How Dwyane Wade Went from Being Batman to Being Alfred for the Miami Heat

Peter Emerick@@peteremerickSenior Writer IINovember 21, 2012

DENVER, CO - NOVEMBER 15:  Dwyane Wade #3 of the Miami Heat in his street clothes and LeBron James #6 of the Miami Heat observe the national anthem prior to facing the Denver Nuggets at the Pepsi Center on November 15, 2012 in Denver, Colorado. Wade did not play in the game. NOTE TO USER: User expressly acknowledges and agrees that, by downloading and or using this photograph, User is consenting to the terms and conditions of the Getty Images License Agreement.  (Photo by Doug Pensinger/Getty Images)
Doug Pensinger/Getty Images

Whether it's Gotham City or South Beach, we all know that there can only be one Batman. That's just a fact of life.

In Gotham City, Batman never had to compete with anyone else for his job because no one ever tried to take it from him. I mean who would want that level of responsibility?

For quite some time, Dwyane Wade was the Miami Heat's "Batman."

He came into the NBA out of Marquette, and while he didn't "save" the Heat's franchise, he certainly helped take them to the next level.

\Since joining the Heat for the 2003-04 season, Wade helped them reach the playoffs in all but one of the past nine seasons, and he's done so in impressive fashion.

From winning the scoring title in 2009, to leading the Heat to the 2006 NBA title while winning the 2006 NBA Finals MVP award, Wade's career in Miami has been one filled with accolades and accomplishments.

Up until the 2010-11 season, South Beach and the Miami Heat were defined by Wade's leadership and productive play on the court. That all changed the moment LeBron James uttered the following words:

"This fall, I'm going to take my talents to South Beach."

Usually, the end of a superhero's reign comes at the ends of a villain. While some fans may've seen LeBron's arrival in Miami as just that, in reality, it was just the dawning of a transition.

A transition for Wade from being Batman to being Alfred—Batman's true partner in crime.

There's no doubt that LeBron has taken over the role of Batman in South Beach. With Wade on the bench, and LeBron in the lineup during the past two seasons, the Heat are 16-1—3-0 this season alone.

That doesn't mean that Wade isn't as good of a player as he once was. It simply means the Heat don't need him to be the guy anymore. They don't even need him to be their second option behind LeBron.

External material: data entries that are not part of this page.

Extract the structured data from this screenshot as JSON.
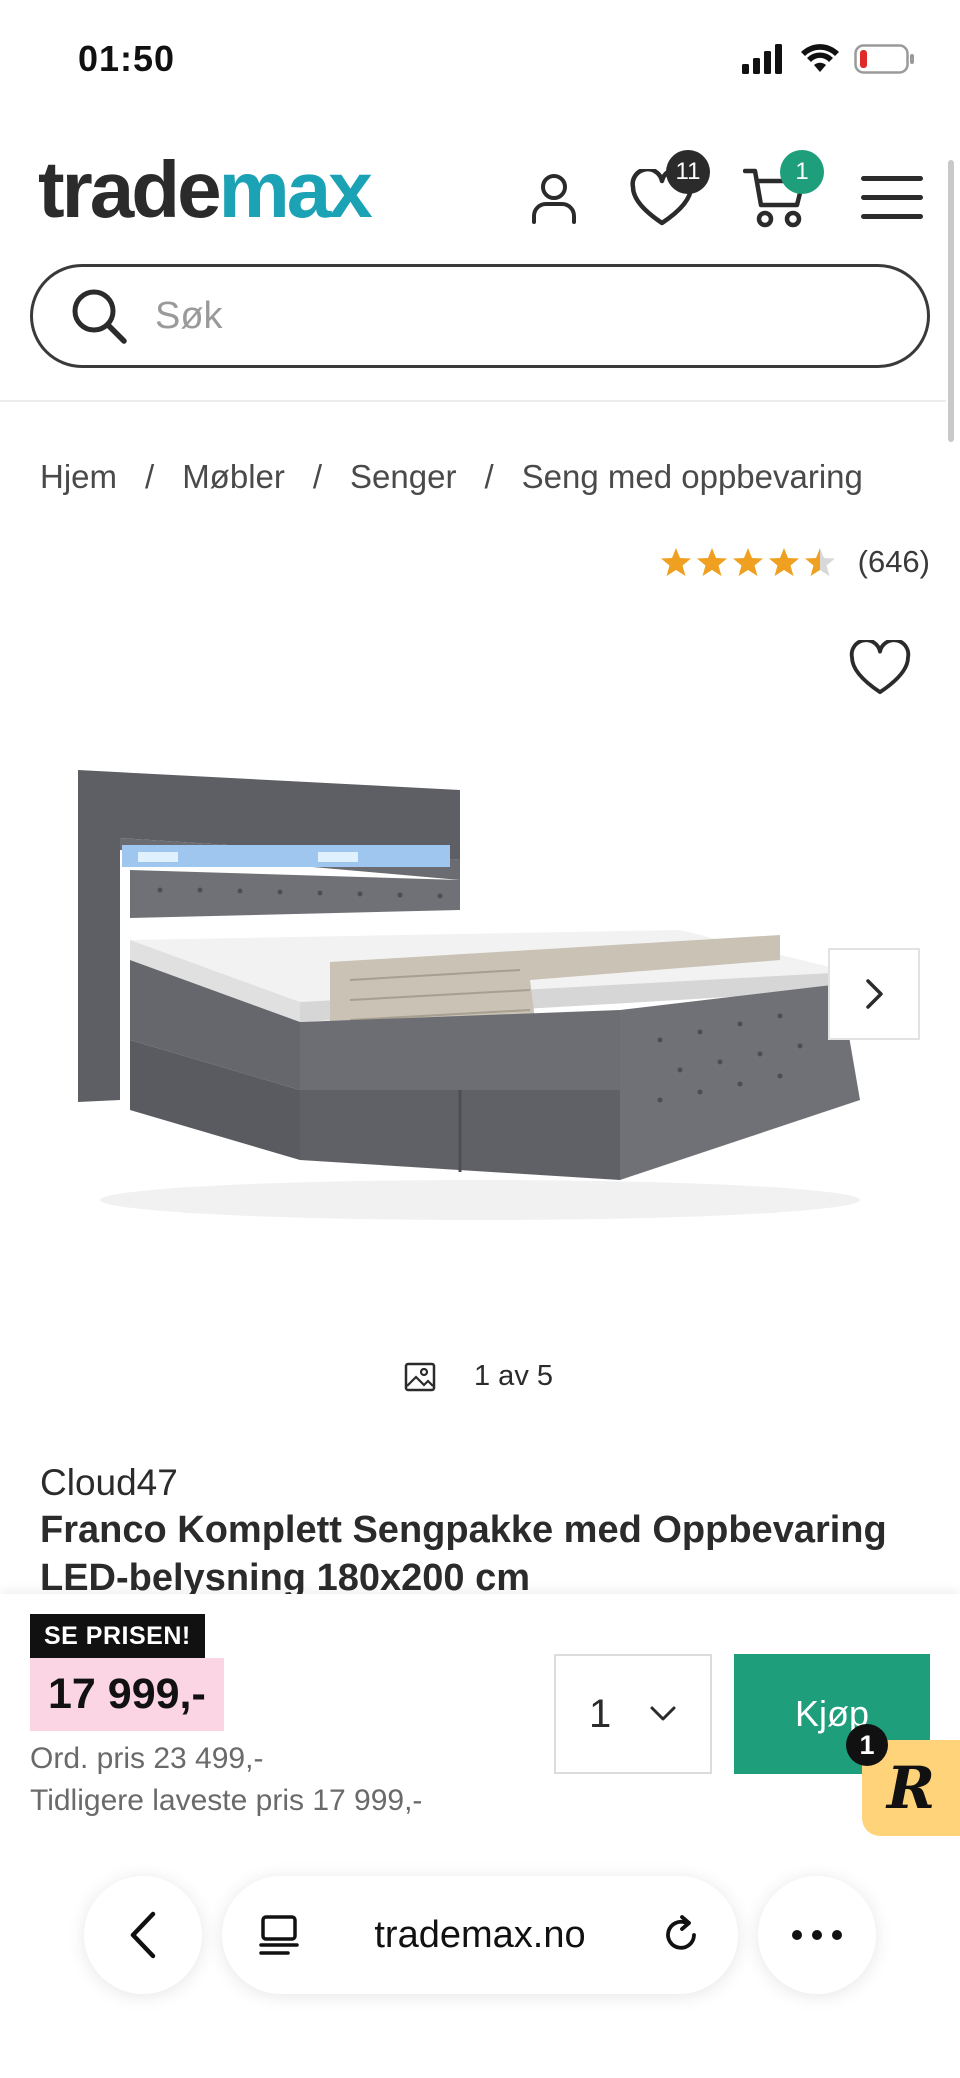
{
  "status_bar": {
    "time": "01:50",
    "icons": [
      "signal-icon",
      "wifi-icon",
      "battery-low-icon"
    ]
  },
  "header": {
    "logo_part1": "trade",
    "logo_part2": "max",
    "wishlist_count": "11",
    "cart_count": "1",
    "icons": [
      "account-icon",
      "heart-icon",
      "cart-icon",
      "menu-icon"
    ]
  },
  "search": {
    "placeholder": "Søk"
  },
  "breadcrumb": {
    "items": [
      "Hjem",
      "Møbler",
      "Senger",
      "Seng med oppbevaring"
    ],
    "separator": "/"
  },
  "rating": {
    "stars": "★★★★★",
    "value": 4.5,
    "count": "(646)"
  },
  "gallery": {
    "counter": "1 av 5"
  },
  "product": {
    "brand": "Cloud47",
    "title": "Franco Komplett Sengpakke med Oppbevaring LED-belysning 180x200 cm"
  },
  "pricing": {
    "promo_label": "SE PRISEN!",
    "price": "17 999,-",
    "ordinary_price": "Ord. pris 23 499,-",
    "lowest_price": "Tidligere laveste pris 17 999,-"
  },
  "purchase": {
    "quantity": "1",
    "buy_label": "Kjøp"
  },
  "chat_widget": {
    "badge": "1",
    "letter": "R"
  },
  "browser": {
    "url": "trademax.no"
  },
  "colors": {
    "brand_teal": "#1ba2b5",
    "buy_green": "#1e9e7b",
    "price_highlight": "#fbd5e4",
    "star": "#f0a020"
  }
}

As we saw last season and are beginning to see once again this year, LeBron is the Heat's main man and Chris Bosh is quickly becoming their second option. That's not because Wade can't do it, it's instead because the Heat need a big man to play productively more than they need another backcourt player to step up.

Just look at Wade and Bosh's production this season alone:

Chris Bosh—19.6 PPG, 55.2 FG%, 7.3 RPG, 1.5 APG, 1.4 BLKPG, 24.92 PER

Dwyane Wade—16.9 PPG, 47.0 FG%, 4.9 APG, 4.1 RPG, 19.6 PER

Because of Wade's health issues, it's clear that the Heat have moved on to using Bosh as their second option behind LeBron. That's worked out rather well for the Heat.

What that doesn't mean though is that Wade's role isn't important for the team's success.

Batman wouldn't be Batman without someone behind the scenes doing all the dirty work, and that person is none other than Alfred.

Alfred always advised Batman in the appropriate course of action. He helped him prepare for the tasks ahead of him, and most importantly he was Batman's confidant and guide during difficult times. 

That's exactly who Wade is for the Heat, and ultimately for LeBron. 

The Heat aren't successful with Wade on the bench because he holds them back while he's in the game. They are successful because Wade still has an impact on the game with his attitude, guidance and experience.

Not being Batman isn't a bad thing for Wade. It's just who the Heat need him to be if they are going to repeat as NBA champions this year and establish the next great dynasty in the NBA.

Everyone can't be Batman, and Wade has not only realized that, he's also transitioned into being exactly what the Heat need him to be—a leader in the locker room, on the court or on the bench.

In a lot of ways, Wade is the emotional glue that holds the Heat together. It takes a special player to be that kind of player because it isn't the most glamorous or glorious position.

LeBron couldn't do it, because if he could he wouldn't have had to leave Cleveland to get his first ring.

Wade's transition from Batman to Alfred shows just how special of a player he truly is.